Sent any emails lately or surfed the Internet? No private company would have taken the risk of creating the Internet, but our government saw value where there was none. Although it was originally a Defense Department project, the US government had the wisdom to allow the public to have access. The Centers for Disease Control, NASA, and the National Weather Service are all federal agencies. On the whole, they do a good job. If you expect perfection in government, go find some agency that humans are not involved in.
Which brings us, of course, to the terrible rollout of Healtcare.gov. Let’s back up a bit and remember why the bill was passed. Millions of your fellow citizens live one illness away from bankruptcy, and medical bills, not lavish lifestyles, are the biggest cause of individual bankruptcies in the country. Insurance companies abused pre-existing condition rules, gorged on excess profits and sold many policies in the individual market that had so many exclusions they were essentially worthless. When Democrats wrote the Affordable Care Act, they based it on a plan created by the conservative Heritage Foundation (published in 1989) to try to attract Republican votes. They were naïve to believe that Republicans would continue to support this plan if the president embraced it; the plan passed with no Republican support.

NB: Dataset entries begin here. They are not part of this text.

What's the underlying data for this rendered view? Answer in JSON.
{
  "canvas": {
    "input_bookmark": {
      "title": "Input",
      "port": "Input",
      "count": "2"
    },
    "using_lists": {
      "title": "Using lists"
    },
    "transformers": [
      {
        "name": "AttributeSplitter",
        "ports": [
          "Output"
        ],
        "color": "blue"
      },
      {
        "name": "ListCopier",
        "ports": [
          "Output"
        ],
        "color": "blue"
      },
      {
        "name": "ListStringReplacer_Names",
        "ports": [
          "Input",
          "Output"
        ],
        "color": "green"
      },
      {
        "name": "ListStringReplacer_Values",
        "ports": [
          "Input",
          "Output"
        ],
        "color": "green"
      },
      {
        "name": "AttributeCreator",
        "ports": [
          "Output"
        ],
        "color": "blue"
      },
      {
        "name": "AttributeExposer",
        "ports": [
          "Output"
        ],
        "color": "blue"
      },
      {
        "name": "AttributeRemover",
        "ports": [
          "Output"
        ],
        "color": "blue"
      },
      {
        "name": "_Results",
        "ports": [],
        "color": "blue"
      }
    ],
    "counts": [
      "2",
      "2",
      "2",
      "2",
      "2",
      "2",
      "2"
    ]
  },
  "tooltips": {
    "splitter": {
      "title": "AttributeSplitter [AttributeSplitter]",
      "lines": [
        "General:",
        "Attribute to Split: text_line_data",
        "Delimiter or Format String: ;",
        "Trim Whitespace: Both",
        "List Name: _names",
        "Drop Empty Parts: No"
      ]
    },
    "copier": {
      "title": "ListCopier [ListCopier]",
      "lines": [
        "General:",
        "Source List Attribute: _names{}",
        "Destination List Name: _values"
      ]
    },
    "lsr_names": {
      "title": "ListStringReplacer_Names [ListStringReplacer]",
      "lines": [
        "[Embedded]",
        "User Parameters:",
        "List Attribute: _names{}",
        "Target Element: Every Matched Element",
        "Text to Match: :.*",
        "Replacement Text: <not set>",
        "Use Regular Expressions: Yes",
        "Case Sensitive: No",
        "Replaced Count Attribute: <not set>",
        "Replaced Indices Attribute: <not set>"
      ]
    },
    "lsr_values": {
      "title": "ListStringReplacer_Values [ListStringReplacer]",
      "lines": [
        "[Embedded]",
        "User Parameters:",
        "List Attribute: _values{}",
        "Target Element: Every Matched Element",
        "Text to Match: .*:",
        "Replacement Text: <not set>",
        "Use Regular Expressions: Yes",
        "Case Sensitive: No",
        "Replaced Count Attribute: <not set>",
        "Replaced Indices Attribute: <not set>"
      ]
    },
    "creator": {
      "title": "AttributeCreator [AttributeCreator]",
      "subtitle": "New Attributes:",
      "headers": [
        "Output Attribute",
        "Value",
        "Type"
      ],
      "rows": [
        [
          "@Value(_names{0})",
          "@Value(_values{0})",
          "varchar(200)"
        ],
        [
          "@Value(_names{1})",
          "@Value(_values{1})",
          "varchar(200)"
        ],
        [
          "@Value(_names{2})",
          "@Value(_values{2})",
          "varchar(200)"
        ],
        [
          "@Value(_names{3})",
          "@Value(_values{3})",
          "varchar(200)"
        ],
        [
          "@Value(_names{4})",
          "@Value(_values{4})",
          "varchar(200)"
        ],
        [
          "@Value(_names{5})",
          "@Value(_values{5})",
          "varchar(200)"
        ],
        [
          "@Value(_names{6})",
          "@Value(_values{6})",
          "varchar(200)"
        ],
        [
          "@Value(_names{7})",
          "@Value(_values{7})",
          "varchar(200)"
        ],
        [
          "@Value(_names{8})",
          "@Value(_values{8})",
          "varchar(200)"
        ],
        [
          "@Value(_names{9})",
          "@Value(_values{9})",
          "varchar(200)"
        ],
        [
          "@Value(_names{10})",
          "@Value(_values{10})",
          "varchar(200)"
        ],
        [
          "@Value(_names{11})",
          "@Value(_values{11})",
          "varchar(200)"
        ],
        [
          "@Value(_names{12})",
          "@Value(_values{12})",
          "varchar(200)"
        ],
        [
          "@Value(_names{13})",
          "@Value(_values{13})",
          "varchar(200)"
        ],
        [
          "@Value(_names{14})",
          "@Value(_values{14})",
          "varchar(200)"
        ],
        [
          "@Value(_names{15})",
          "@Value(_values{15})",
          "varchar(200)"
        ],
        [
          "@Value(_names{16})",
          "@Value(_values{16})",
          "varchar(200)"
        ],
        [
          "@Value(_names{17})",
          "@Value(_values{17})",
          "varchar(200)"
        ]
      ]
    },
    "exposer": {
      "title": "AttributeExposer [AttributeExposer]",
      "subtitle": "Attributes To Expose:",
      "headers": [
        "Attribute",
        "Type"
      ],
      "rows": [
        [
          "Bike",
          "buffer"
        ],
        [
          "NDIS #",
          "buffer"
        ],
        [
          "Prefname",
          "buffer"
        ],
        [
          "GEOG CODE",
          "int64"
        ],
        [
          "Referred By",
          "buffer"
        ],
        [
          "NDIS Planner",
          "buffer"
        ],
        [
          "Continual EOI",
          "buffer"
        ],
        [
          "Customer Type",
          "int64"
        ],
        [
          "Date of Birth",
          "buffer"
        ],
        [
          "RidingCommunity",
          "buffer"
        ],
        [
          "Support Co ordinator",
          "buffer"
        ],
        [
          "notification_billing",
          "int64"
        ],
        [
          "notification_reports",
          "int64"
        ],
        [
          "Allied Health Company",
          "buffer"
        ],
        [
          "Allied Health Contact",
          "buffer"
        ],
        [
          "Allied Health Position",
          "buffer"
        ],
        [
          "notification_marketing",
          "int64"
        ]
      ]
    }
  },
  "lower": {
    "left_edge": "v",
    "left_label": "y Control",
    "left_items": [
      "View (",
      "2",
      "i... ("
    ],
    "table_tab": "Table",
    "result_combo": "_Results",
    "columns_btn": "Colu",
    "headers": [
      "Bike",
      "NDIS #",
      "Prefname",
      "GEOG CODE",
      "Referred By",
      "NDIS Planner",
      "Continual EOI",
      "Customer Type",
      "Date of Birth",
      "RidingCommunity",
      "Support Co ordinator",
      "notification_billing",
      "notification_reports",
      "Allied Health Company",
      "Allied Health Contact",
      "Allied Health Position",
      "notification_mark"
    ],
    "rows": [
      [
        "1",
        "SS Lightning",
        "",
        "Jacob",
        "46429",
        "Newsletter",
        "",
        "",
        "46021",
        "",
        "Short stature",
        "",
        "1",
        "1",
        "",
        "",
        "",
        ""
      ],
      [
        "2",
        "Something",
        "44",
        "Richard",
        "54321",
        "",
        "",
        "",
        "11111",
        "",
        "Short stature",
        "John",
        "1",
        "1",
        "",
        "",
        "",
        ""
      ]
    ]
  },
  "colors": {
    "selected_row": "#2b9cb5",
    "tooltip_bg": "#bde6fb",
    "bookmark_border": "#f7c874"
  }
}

The plan contains several provisions that Republicans should embrace. The Independent Patient Advisory Board exists to find cost-savings and to determine which treatments are effective and which are not. Cutting waste like this used to be a bipartisan objective, but that was before Obama became president. The individual mandate exists to prevent people from delaying coverage until they are already sick, thus freeloading off of the system. This requirement to accept individual responsibility for your own care was also a Republican rally cry – but now these same people call it government tyranny.
Yes, the rollout was botched. But I have a response to those who say it can’t be fixed, who say that the bill is unworkable. I grew up in Huntsville. I grew up in a town where the impossible became reality when a man landed on the moon. The space program experienced failure and setbacks, but no one ever seriously talked about quitting. They assessed the situation, planned and tested solutions and made it right. When someone says they can’t fix health care, what they really mean is that they choose not to. When they say we can’t afford it, what they mean is that they are not motivated to try; their priorities do not lie in making people’s lives better. We are smart enough to figure this out, and this was a common goal before politics intervened.
If you still complain about government tyranny, please, take a vacation in Somalia or Haiti. There, you’ll find out what it means to live without big brother; you’ll find what it is to be truly free. Once you get home, perhaps we can start to work together to find common ground. We can make things better together, but you have to want to try.
Bob Nicholson is a certified public accountant who lives in Huntsville and works in corporate finance.